(06-15-2016, 06:50 PM)Sleepster Wrote:
(06-14-2016, 08:39 PM)verbatim1 Wrote: Given that they could have chosen ANY voltage, we must assume that everyone else chose 12VDC BECAUSE it was standard; and then we must then assume that ResMed either had a good reason for 24VDC, or they had a marketing reason.
Why does the grid in some continents provide 240 volts, but in others 120 volts? Why 50 Hz in some and 60 Hz in others?
Things differ, there's no deeper reason, in my opinion.
While the classic joke as to why the US uses half the voltage pressure that Europe uses for mains power is that Americans are pansies who can't handle high voltages, let's never forget that the marketing guys, not the engineers, decide such things.
As Mongo said later, European 230VAC mains have huge advantages over American 110VAC mains with respect to power distribution at the low end, which is why the Germans used the higher voltage (they didn't care about safety as much; they cared about cost). Bearing in mind that everyone has to factor in costs, even in the 110VAC world, the power companies use the highest voltage they can get away with (e.g., tens of thousands of volts) in their grid, and only step it down when it gets close to the final destination.
There is no doubt that the 110VAC mains is certainly safer than a 220VAC mains, although we, in the USA, also have 220VAC power for our stoves and air conditioners.
The point is that the original reason for the USA 110V vs Europe 230V mains was a MARKETING decision, based on cost and safety input, where the Americans opted for safety while the Europeans opted to save costs.

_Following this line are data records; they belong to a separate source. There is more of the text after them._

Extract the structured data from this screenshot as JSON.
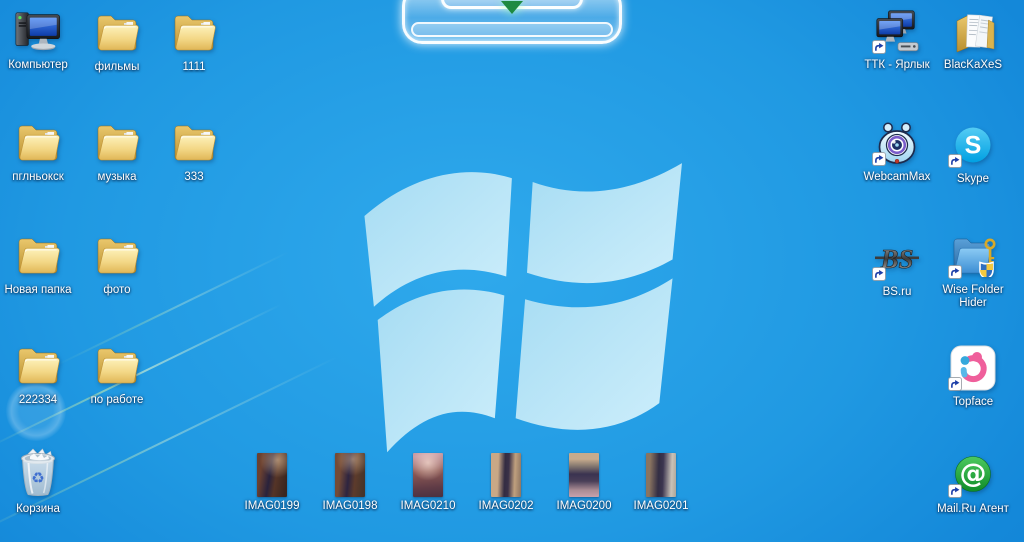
{
  "wallpaper": {
    "base_color": "#1e95de",
    "logo_color": "#b5e3f5",
    "description_colors": {
      "accent_green_arrow": "#1e8a41"
    }
  },
  "dock_widget": {
    "arrow_icon": "chevron-down-triangle"
  },
  "desktop": {
    "left_icons": [
      {
        "label": "Компьютер",
        "type": "computer"
      },
      {
        "label": "фильмы",
        "type": "folder"
      },
      {
        "label": "1111",
        "type": "folder"
      },
      {
        "label": "пглньокск",
        "type": "folder"
      },
      {
        "label": "музыка",
        "type": "folder"
      },
      {
        "label": "333",
        "type": "folder"
      },
      {
        "label": "Новая папка",
        "type": "folder"
      },
      {
        "label": "фото",
        "type": "folder"
      },
      {
        "label": "222334",
        "type": "folder"
      },
      {
        "label": "по работе",
        "type": "folder"
      },
      {
        "label": "Корзина",
        "type": "recycle-bin-full"
      }
    ],
    "right_icons": [
      {
        "label": "ТТК - Ярлык",
        "type": "network-shortcut"
      },
      {
        "label": "BlacKaXeS",
        "type": "open-folder-with-documents"
      },
      {
        "label": "WebcamMax",
        "type": "webcam-app-shortcut"
      },
      {
        "label": "Skype",
        "type": "skype-shortcut"
      },
      {
        "label": "BS.ru",
        "type": "bs-logo-shortcut"
      },
      {
        "label": "Wise Folder Hider",
        "type": "blue-folder-key-shield-shortcut"
      },
      {
        "label": "Topface",
        "type": "topface-app-shortcut"
      },
      {
        "label": "Mail.Ru Агент",
        "type": "mailru-agent-shortcut"
      }
    ],
    "photo_icons": [
      {
        "label": "IMAG0199"
      },
      {
        "label": "IMAG0198"
      },
      {
        "label": "IMAG0210"
      },
      {
        "label": "IMAG0202"
      },
      {
        "label": "IMAG0200"
      },
      {
        "label": "IMAG0201"
      }
    ]
  }
}
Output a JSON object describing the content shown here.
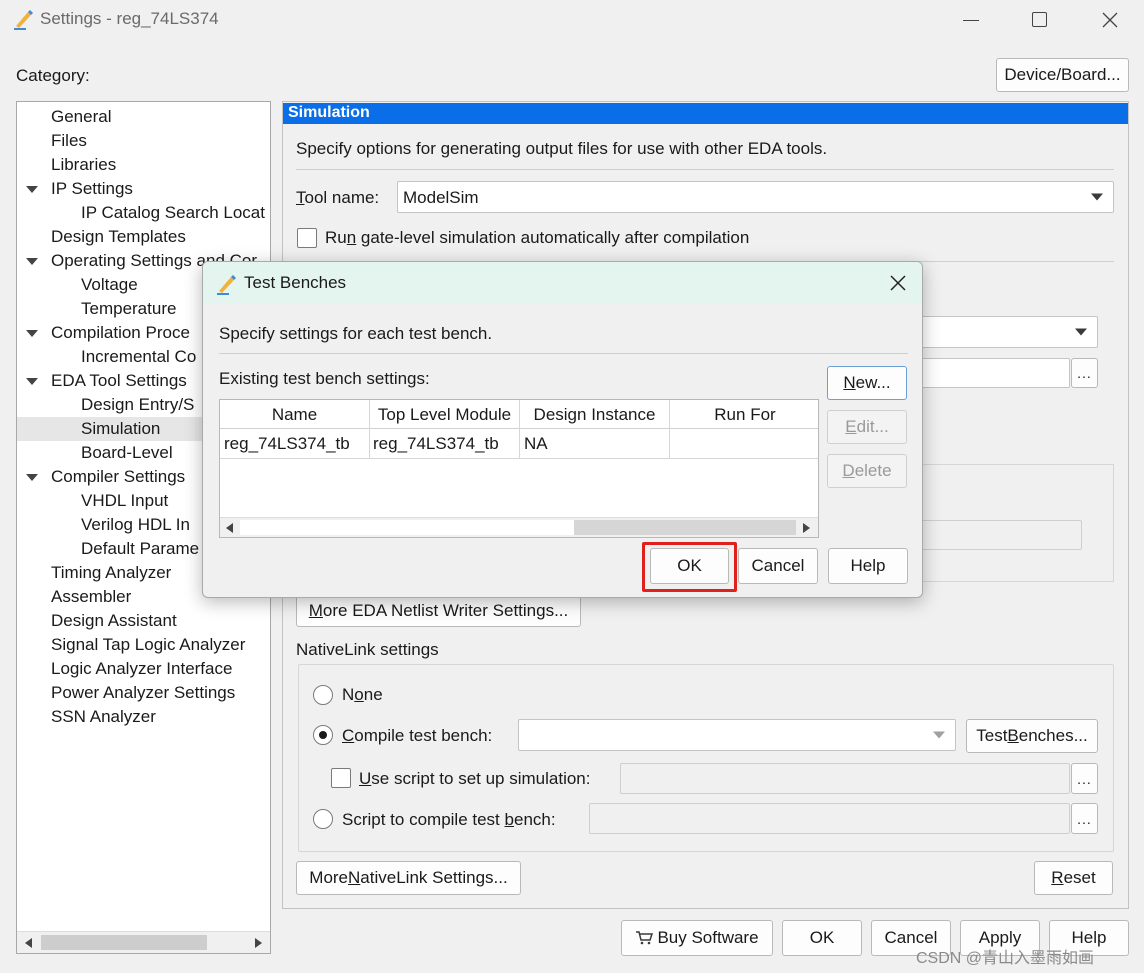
{
  "window": {
    "title": "Settings - reg_74LS374",
    "category_label": "Category:",
    "device_board_button": "Device/Board..."
  },
  "category_tree": [
    {
      "label": "General",
      "level": 0,
      "expanded": null
    },
    {
      "label": "Files",
      "level": 0,
      "expanded": null
    },
    {
      "label": "Libraries",
      "level": 0,
      "expanded": null
    },
    {
      "label": "IP Settings",
      "level": 0,
      "expanded": true
    },
    {
      "label": "IP Catalog Search Locat",
      "level": 1,
      "expanded": null
    },
    {
      "label": "Design Templates",
      "level": 0,
      "expanded": null
    },
    {
      "label": "Operating Settings and Cor",
      "level": 0,
      "expanded": true
    },
    {
      "label": "Voltage",
      "level": 1,
      "expanded": null
    },
    {
      "label": "Temperature",
      "level": 1,
      "expanded": null
    },
    {
      "label": "Compilation Proce",
      "level": 0,
      "expanded": true
    },
    {
      "label": "Incremental Co",
      "level": 1,
      "expanded": null
    },
    {
      "label": "EDA Tool Settings",
      "level": 0,
      "expanded": true
    },
    {
      "label": "Design Entry/S",
      "level": 1,
      "expanded": null
    },
    {
      "label": "Simulation",
      "level": 1,
      "expanded": null,
      "selected": true
    },
    {
      "label": "Board-Level",
      "level": 1,
      "expanded": null
    },
    {
      "label": "Compiler Settings",
      "level": 0,
      "expanded": true
    },
    {
      "label": "VHDL Input",
      "level": 1,
      "expanded": null
    },
    {
      "label": "Verilog HDL In",
      "level": 1,
      "expanded": null
    },
    {
      "label": "Default Parame",
      "level": 1,
      "expanded": null
    },
    {
      "label": "Timing Analyzer",
      "level": 0,
      "expanded": null
    },
    {
      "label": "Assembler",
      "level": 0,
      "expanded": null
    },
    {
      "label": "Design Assistant",
      "level": 0,
      "expanded": null
    },
    {
      "label": "Signal Tap Logic Analyzer",
      "level": 0,
      "expanded": null
    },
    {
      "label": "Logic Analyzer Interface",
      "level": 0,
      "expanded": null
    },
    {
      "label": "Power Analyzer Settings",
      "level": 0,
      "expanded": null
    },
    {
      "label": "SSN Analyzer",
      "level": 0,
      "expanded": null
    }
  ],
  "simulation": {
    "header": "Simulation",
    "description": "Specify options for generating output files for use with other EDA tools.",
    "tool_name_label": "Tool name:",
    "tool_name_value": "ModelSim",
    "run_gate_level_label": "Run gate-level simulation automatically after compilation",
    "more_eda_netlist_button": "More EDA Netlist Writer Settings...",
    "nativelink_label": "NativeLink settings",
    "none_label": "None",
    "compile_test_bench_label": "Compile test bench:",
    "compile_test_bench_value": "",
    "test_benches_button": "Test Benches...",
    "use_script_label": "Use script to set up simulation:",
    "script_compile_label": "Script to compile test bench:",
    "browse_label": "...",
    "more_nativelink_button": "More NativeLink Settings...",
    "reset_button": "Reset"
  },
  "footer": {
    "buy_software": "Buy Software",
    "ok": "OK",
    "cancel": "Cancel",
    "apply": "Apply",
    "help": "Help"
  },
  "dialog": {
    "title": "Test Benches",
    "description": "Specify settings for each test bench.",
    "existing_label": "Existing test bench settings:",
    "new_button": "New...",
    "edit_button": "Edit...",
    "delete_button": "Delete",
    "columns": [
      "Name",
      "Top Level Module",
      "Design Instance",
      "Run For"
    ],
    "rows": [
      [
        "reg_74LS374_tb",
        "reg_74LS374_tb",
        "NA",
        ""
      ]
    ],
    "ok_button": "OK",
    "cancel_button": "Cancel",
    "help_button": "Help"
  },
  "watermark": "CSDN @青山入墨雨如画",
  "colors": {
    "accent": "#0a6ee8",
    "highlight_border": "#e0201c",
    "dialog_titlebar": "#e4f4ee"
  }
}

Historically, in the USA, they started with DC voltages, and then (quoting from http://www.school-for-champions.com/scie...5rc3BDYPxw
) "With the backing of the Westinghouse Company, Tesla's AC system became the standard in the United States. Meanwhile, the German company AEG started generating electricity and became a virtual monopoly in Europe. They decided to use 50Hz instead of 60Hz to better fit their metric standards".
So, it seems that, given the exact same input, the European executives opted for cost and convenience, while the American executives leaned further toward decisions based on human safety.
As for 50Hz and 60Hz, the differences, while also huge, are less easily decided upon. Mainly, I've been told that the Americans went for less flicker on the bulbs (60Hz being further above the eye's tolerance than 50Hz) while the Europeans again put more weight on cost considerations than on bulb flicker (although the costs difference calculation is more complicated as can be seen in the quoted article due to how the two frequencies differentially affect transformer size and eddy plates).
Both the US and Europe opted for 3-phase power (any number of phases could have been used, but 3 phase was a good compromise for both sides of the pond).
In summary, in Europe, the (German) power company business executives opted to put far more value on saving money than on safety, whereas in the USA the (Westinghouse) executives opted for safety over saving money.
Notice that, just as we have with cpap, the same inputs by the engineers result in different outputs by the executives, who make such decisions after all.
The relevant observation is that the engineers had nothing whatsoever to do with these decisions by the executives. The engineers can build either system easily.
What gets built depends wholly on what the marketing and business executives want built.
Of course, they "ask" the engineers for their opinions, just as they ask the lawyers for their opinions, and the bean counters, etc., but in the end, the engineers are NOT the ones who decide what gets built.
In the case of cpap, the key question is whether there is any direct good reason for the hugely non standard power supplies.
While "reasons" were given (e.g., a litigious society), there is absolutely no correlation provided with those reasons to the power supply decision. For example, if I asked for the difference between ResMed and Philips and someone tells me the ResMed comes in "pink", sure, that's a difference - but it has nothing whatsoever to do with the choice in power supplies.
I haven't yet seen any difference that we, as engineers (I'm a civil engineer, not an EE though) can ascribe to the marketing choice of the hugely non standard power supply.
But I'm an engineer who is as open minded as anyone - so that's why I ask.